**Activity**
Every line of the data below that holds the string "emsisoft" needs to be reported.

Available data below:

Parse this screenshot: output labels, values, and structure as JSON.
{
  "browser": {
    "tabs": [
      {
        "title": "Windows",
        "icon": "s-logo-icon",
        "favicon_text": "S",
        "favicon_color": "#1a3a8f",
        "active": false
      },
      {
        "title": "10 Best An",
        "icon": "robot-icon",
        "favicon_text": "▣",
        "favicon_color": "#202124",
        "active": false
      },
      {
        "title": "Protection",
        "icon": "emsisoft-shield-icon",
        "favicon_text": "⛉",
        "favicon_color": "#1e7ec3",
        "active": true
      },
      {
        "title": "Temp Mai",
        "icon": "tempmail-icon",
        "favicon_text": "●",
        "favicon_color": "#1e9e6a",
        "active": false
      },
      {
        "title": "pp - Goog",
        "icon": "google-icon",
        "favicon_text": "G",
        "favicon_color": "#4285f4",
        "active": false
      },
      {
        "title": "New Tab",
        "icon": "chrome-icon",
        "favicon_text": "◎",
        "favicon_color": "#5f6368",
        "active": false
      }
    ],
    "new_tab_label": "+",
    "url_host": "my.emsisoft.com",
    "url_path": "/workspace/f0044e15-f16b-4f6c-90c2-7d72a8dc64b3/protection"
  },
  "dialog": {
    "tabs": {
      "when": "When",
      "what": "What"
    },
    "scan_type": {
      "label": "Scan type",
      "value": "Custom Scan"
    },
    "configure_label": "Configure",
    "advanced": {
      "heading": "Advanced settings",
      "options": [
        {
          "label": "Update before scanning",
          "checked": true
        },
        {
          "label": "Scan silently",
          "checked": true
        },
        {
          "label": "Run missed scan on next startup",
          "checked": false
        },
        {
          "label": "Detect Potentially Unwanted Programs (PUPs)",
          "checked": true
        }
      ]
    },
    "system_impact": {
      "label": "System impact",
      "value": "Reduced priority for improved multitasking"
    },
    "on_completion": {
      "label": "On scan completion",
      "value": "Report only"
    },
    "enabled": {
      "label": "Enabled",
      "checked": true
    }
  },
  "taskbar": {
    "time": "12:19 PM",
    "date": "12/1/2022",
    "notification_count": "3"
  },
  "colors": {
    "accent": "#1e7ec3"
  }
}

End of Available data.

**Finished task**
        "icon": "emsisoft-shield-icon",
    "url_host": "my.emsisoft.com",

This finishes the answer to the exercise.